§ Task description
Each record is to be copied exactly, with its pictures left behind.

---- Task inputs

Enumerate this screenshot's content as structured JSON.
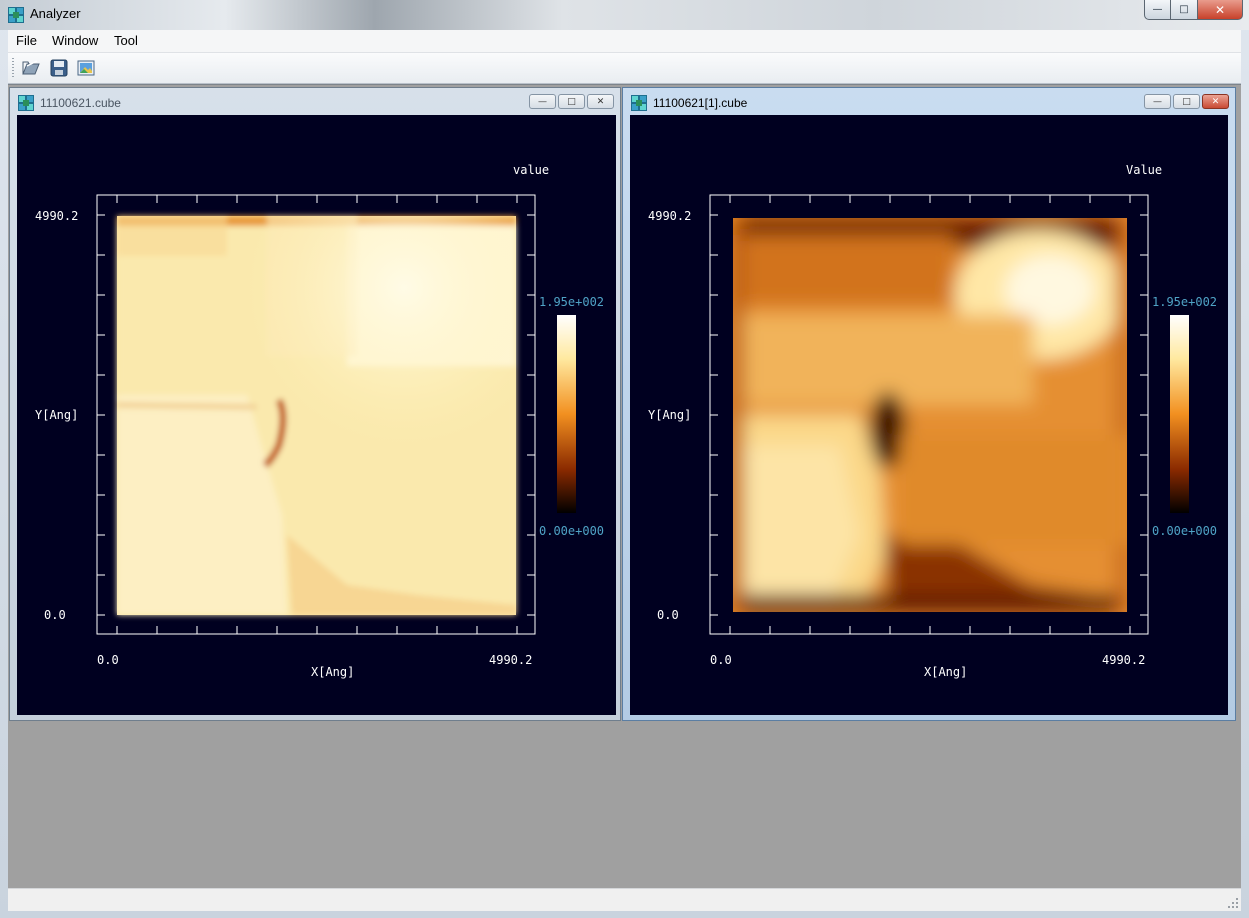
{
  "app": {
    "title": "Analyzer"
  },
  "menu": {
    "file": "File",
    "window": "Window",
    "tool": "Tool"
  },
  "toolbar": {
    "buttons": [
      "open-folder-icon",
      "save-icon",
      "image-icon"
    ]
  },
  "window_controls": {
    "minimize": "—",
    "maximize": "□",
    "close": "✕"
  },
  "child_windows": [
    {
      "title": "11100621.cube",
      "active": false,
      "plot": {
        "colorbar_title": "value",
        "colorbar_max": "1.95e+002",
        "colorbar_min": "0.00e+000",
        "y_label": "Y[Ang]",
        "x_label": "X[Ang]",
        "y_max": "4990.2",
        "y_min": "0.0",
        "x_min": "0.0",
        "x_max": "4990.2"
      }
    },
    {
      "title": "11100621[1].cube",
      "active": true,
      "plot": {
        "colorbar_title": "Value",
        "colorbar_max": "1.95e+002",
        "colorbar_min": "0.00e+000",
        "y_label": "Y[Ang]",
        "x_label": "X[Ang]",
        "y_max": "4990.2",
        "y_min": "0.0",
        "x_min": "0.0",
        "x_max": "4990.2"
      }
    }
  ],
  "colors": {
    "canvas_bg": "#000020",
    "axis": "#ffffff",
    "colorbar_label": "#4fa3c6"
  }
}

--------

§ The completed task
Enumerate this screenshot's content as structured JSON.
{
  "app": {
    "title": "Analyzer"
  },
  "menu": {
    "file": "File",
    "window": "Window",
    "tool": "Tool"
  },
  "toolbar": {
    "buttons": [
      "open-folder-icon",
      "save-icon",
      "image-icon"
    ]
  },
  "window_controls": {
    "minimize": "—",
    "maximize": "□",
    "close": "✕"
  },
  "child_windows": [
    {
      "title": "11100621.cube",
      "active": false,
      "plot": {
        "colorbar_title": "value",
        "colorbar_max": "1.95e+002",
        "colorbar_min": "0.00e+000",
        "y_label": "Y[Ang]",
        "x_label": "X[Ang]",
        "y_max": "4990.2",
        "y_min": "0.0",
        "x_min": "0.0",
        "x_max": "4990.2"
      }
    },
    {
      "title": "11100621[1].cube",
      "active": true,
      "plot": {
        "colorbar_title": "Value",
        "colorbar_max": "1.95e+002",
        "colorbar_min": "0.00e+000",
        "y_label": "Y[Ang]",
        "x_label": "X[Ang]",
        "y_max": "4990.2",
        "y_min": "0.0",
        "x_min": "0.0",
        "x_max": "4990.2"
      }
    }
  ],
  "colors": {
    "canvas_bg": "#000020",
    "axis": "#ffffff",
    "colorbar_label": "#4fa3c6"
  }
}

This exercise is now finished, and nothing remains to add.